Katie Paterson studied at Edinburgh College of Art from 2000-2004 and at the Slade School of Art from 2005- 2007. Her artistic practice is cross-medium, multi-disciplinary and conceptually driven, with emphasis on nature, ecology, geology and cosmology. As Erica Burton, curator at Modern Art Oxford has said “Katie Paterson’s work engages with the landscape, as a physical entity and as an idea. Drawing on our experience of the natural world, she creates an expanded sense of reality beyond the purely visible”.
Recent projects include her one hundred year artwork Future Library, Fossil Necklace, Timepieces (Solar System) and a series of Campo del Cielo meteorites in which ancient meteorites have been cast, melted and re-cast in their original form. In 2014, Paterson became the first artist to send an art work to the International Space Station when the smallest of these meteorites was launched into space and docked with the ISS. A major new public artwork, Hollow, will be unveiled for the Department of Life Sciences, University of Bristol, in May 2016. Totality (2016) – a commission with Arts Council Collection and Somerset House – is a mirror ball comprising over 10,000 images of solar eclipses, nearly every one that has been documented by humankind either by illustration or photography and is on display at Somerset House, April – May 2016.
Paterson’s work has been exhibited as part major group exhibitions such as Tate Triennale (2009), the landmark touring exhibition Light Show first presented by the Hayward Gallery (2013) and Storylines at the Guggenheim Museum, New York (2015).

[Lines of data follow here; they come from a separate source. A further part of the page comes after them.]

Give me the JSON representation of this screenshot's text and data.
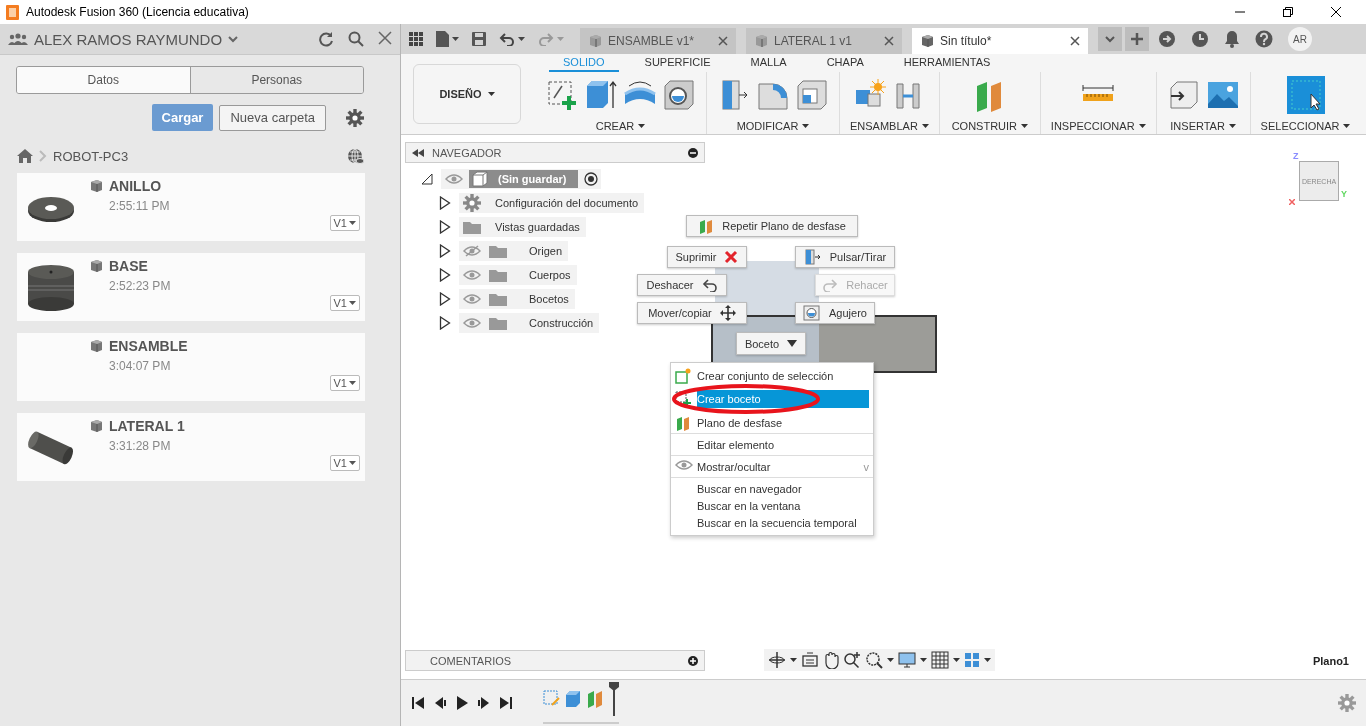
{
  "window": {
    "title": "Autodesk Fusion 360 (Licencia educativa)"
  },
  "data_panel": {
    "user": "ALEX RAMOS RAYMUNDO",
    "tabs": [
      {
        "label": "Datos",
        "selected": true
      },
      {
        "label": "Personas",
        "selected": false
      }
    ],
    "upload_button": "Cargar",
    "new_folder_button": "Nueva carpeta",
    "breadcrumb": "ROBOT-PC3",
    "files": [
      {
        "name": "ANILLO",
        "time": "2:55:11 PM",
        "version": "V1",
        "kind": "ring"
      },
      {
        "name": "BASE",
        "time": "2:52:23 PM",
        "version": "V1",
        "kind": "base"
      },
      {
        "name": "ENSAMBLE",
        "time": "3:04:07 PM",
        "version": "V1",
        "kind": "assembly"
      },
      {
        "name": "LATERAL 1",
        "time": "3:31:28 PM",
        "version": "V1",
        "kind": "cylinder"
      }
    ]
  },
  "document_tabs": [
    {
      "label": "ENSAMBLE v1*",
      "selected": false
    },
    {
      "label": "LATERAL 1 v1",
      "selected": false
    },
    {
      "label": "Sin título*",
      "selected": true
    }
  ],
  "user_initials": "AR",
  "ribbon": {
    "workspace": "DISEÑO",
    "tabs": [
      {
        "label": "SOLIDO",
        "selected": true
      },
      {
        "label": "SUPERFICIE",
        "selected": false
      },
      {
        "label": "MALLA",
        "selected": false
      },
      {
        "label": "CHAPA",
        "selected": false
      },
      {
        "label": "HERRAMIENTAS",
        "selected": false
      }
    ],
    "groups": [
      {
        "label": "CREAR",
        "tools": [
          {
            "kind": "sketch"
          },
          {
            "kind": "extrude"
          },
          {
            "kind": "revolve"
          },
          {
            "kind": "hole"
          }
        ]
      },
      {
        "label": "MODIFICAR",
        "tools": [
          {
            "kind": "pushpull"
          },
          {
            "kind": "fillet"
          },
          {
            "kind": "shell"
          }
        ]
      },
      {
        "label": "ENSAMBLAR",
        "tools": [
          {
            "kind": "component"
          },
          {
            "kind": "joint"
          }
        ]
      },
      {
        "label": "CONSTRUIR",
        "tools": [
          {
            "kind": "plane"
          }
        ]
      },
      {
        "label": "INSPECCIONAR",
        "tools": [
          {
            "kind": "measure"
          }
        ]
      },
      {
        "label": "INSERTAR",
        "tools": [
          {
            "kind": "insert"
          },
          {
            "kind": "image"
          }
        ]
      },
      {
        "label": "SELECCIONAR",
        "tools": [
          {
            "kind": "select"
          }
        ]
      }
    ]
  },
  "navigator": {
    "title": "NAVEGADOR",
    "root": {
      "label": "(Sin guardar)",
      "expanded": true
    },
    "items": [
      {
        "label": "Configuración del documento",
        "kind": "settings"
      },
      {
        "label": "Vistas guardadas",
        "kind": "views"
      },
      {
        "label": "Origen",
        "kind": "folder",
        "visible": false
      },
      {
        "label": "Cuerpos",
        "kind": "folder",
        "visible": true
      },
      {
        "label": "Bocetos",
        "kind": "folder",
        "visible": true
      },
      {
        "label": "Construcción",
        "kind": "folder",
        "visible": true
      }
    ]
  },
  "marking_menu": {
    "buttons": [
      {
        "label": "Repetir Plano de desfase",
        "kind": "plane",
        "disabled": false
      },
      {
        "label": "Suprimir",
        "kind": "delete",
        "disabled": false
      },
      {
        "label": "Pulsar/Tirar",
        "kind": "pushpull",
        "disabled": false
      },
      {
        "label": "Deshacer",
        "kind": "undo",
        "disabled": false
      },
      {
        "label": "Rehacer",
        "kind": "redo",
        "disabled": true
      },
      {
        "label": "Mover/copiar",
        "kind": "move",
        "disabled": false
      },
      {
        "label": "Agujero",
        "kind": "hole",
        "disabled": false
      }
    ],
    "dropdown": "Boceto"
  },
  "context_menu": {
    "sections": [
      {
        "items": [
          {
            "label": "Crear conjunto de selección",
            "kind": "selection-set",
            "selected": false
          },
          {
            "label": "Crear boceto",
            "kind": "sketch",
            "selected": true
          },
          {
            "label": "Plano de desfase",
            "kind": "plane",
            "selected": false
          }
        ]
      },
      {
        "items": [
          {
            "label": "Editar elemento",
            "selected": false
          }
        ]
      },
      {
        "items": [
          {
            "label": "Mostrar/ocultar",
            "kind": "eye",
            "shortcut": "v",
            "selected": false
          }
        ]
      },
      {
        "items": [
          {
            "label": "Buscar en navegador",
            "selected": false
          },
          {
            "label": "Buscar en la ventana",
            "selected": false
          },
          {
            "label": "Buscar en la secuencia temporal",
            "selected": false
          }
        ]
      }
    ]
  },
  "view_cube": {
    "face": "DERECHA",
    "axes": [
      "Z",
      "Y"
    ]
  },
  "comments": {
    "title": "COMENTARIOS"
  },
  "active_plane": "Plano1",
  "timeline": {
    "features": [
      {
        "kind": "sketch"
      },
      {
        "kind": "extrude"
      },
      {
        "kind": "plane"
      }
    ]
  }
}
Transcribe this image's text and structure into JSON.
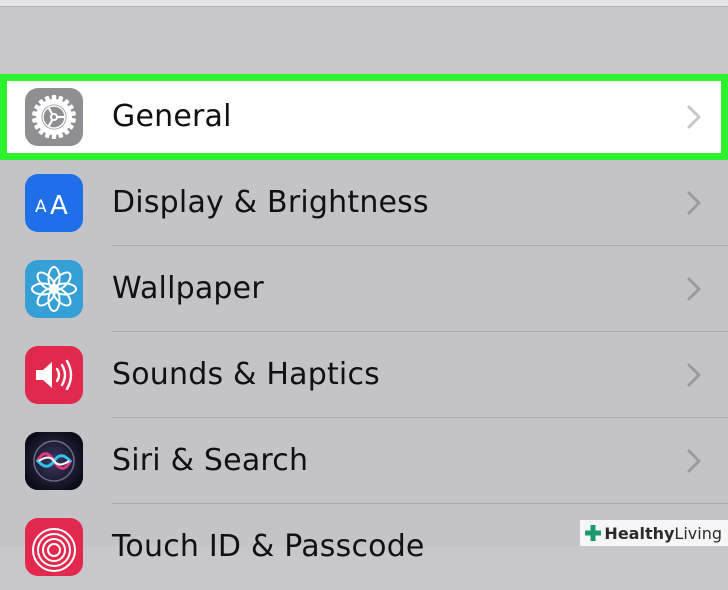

In January 2014, Paterson was announced as the recipient of the 2014 South Bank Sky Arts Award for Visual Art. In 2015 Paterson was shortlisted for the 46th PIAC (Prix International d’Art Contemporain / International Prize for Contemporary Art) for her artwork Campo del Cielo, Field of the Sky (2014). Paterson’s work is held in public collections internationally including the Guggenheim Museum, New York, USA; Art Gallery of New South Wales, Sydney, Australia and Frac Franche-Comté, France.